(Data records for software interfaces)

......

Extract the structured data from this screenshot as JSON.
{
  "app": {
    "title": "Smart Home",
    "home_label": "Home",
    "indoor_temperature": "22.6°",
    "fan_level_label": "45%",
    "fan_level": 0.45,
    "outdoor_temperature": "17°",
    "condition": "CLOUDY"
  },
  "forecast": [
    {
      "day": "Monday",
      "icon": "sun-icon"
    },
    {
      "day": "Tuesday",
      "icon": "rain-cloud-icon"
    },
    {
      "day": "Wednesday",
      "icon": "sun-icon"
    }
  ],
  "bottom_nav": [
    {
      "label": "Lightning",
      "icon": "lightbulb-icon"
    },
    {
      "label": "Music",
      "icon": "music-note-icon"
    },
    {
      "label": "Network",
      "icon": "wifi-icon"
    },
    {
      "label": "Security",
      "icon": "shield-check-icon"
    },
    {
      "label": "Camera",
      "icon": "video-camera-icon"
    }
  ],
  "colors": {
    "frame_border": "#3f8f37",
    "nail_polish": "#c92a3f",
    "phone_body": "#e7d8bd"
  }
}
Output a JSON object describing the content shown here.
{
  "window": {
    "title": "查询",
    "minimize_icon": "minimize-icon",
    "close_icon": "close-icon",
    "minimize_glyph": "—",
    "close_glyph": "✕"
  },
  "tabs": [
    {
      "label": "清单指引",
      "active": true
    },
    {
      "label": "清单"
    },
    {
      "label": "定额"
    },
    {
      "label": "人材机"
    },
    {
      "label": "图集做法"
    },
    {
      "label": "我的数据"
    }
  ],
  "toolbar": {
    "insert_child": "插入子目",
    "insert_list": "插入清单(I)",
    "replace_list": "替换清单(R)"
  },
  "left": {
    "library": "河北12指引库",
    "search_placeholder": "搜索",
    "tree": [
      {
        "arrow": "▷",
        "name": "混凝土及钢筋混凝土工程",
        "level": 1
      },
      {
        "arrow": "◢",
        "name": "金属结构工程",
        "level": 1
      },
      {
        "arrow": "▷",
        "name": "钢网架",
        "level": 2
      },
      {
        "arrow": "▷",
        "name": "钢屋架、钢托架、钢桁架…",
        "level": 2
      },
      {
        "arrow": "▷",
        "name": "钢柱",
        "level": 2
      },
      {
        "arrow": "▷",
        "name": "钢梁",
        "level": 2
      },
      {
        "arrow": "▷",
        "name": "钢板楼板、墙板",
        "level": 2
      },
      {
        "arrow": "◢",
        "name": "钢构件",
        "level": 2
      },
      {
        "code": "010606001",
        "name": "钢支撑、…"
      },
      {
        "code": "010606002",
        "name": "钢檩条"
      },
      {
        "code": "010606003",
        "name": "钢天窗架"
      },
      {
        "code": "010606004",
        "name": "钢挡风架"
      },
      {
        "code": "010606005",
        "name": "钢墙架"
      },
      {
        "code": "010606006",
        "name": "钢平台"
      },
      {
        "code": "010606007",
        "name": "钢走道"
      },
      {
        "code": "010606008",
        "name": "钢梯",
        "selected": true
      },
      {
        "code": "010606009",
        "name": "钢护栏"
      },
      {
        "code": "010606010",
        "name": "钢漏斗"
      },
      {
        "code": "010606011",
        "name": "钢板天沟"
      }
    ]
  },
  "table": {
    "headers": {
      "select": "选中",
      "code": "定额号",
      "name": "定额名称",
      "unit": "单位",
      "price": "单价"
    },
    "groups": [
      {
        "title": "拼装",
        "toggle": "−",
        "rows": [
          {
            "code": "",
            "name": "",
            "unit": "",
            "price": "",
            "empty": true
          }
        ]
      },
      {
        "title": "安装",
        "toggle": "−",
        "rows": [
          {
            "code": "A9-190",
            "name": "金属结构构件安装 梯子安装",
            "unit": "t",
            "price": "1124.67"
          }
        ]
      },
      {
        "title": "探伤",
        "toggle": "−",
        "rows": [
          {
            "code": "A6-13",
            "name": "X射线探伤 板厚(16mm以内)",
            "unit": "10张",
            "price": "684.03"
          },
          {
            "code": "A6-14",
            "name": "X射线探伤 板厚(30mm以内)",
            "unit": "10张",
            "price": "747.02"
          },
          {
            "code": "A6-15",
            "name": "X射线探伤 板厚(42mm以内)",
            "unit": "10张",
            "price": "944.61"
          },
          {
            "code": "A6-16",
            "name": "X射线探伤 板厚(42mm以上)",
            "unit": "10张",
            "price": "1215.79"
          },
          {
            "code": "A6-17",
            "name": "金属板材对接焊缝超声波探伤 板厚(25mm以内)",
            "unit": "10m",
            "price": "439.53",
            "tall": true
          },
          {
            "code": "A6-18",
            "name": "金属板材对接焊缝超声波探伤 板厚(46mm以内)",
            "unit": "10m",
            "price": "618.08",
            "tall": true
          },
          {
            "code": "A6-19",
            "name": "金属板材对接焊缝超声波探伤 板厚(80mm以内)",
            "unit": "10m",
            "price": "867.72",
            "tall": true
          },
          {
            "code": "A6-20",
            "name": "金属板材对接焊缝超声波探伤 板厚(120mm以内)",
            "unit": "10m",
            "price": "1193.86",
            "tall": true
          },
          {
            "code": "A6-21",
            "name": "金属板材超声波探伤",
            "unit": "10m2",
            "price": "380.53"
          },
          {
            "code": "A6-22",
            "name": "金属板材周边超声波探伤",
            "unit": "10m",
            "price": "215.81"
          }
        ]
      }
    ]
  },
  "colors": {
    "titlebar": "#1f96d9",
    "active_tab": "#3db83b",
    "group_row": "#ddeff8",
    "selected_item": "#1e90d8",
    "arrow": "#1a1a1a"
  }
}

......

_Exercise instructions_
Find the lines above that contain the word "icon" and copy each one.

_Response_
      "icon": "sun-icon"
      "icon": "rain-cloud-icon"
      "icon": "sun-icon"
      "icon": "lightbulb-icon"
      "icon": "music-note-icon"
      "icon": "wifi-icon"
      "icon": "shield-check-icon"
      "icon": "video-camera-icon"
    "minimize_icon": "minimize-icon",
    "close_icon": "close-icon",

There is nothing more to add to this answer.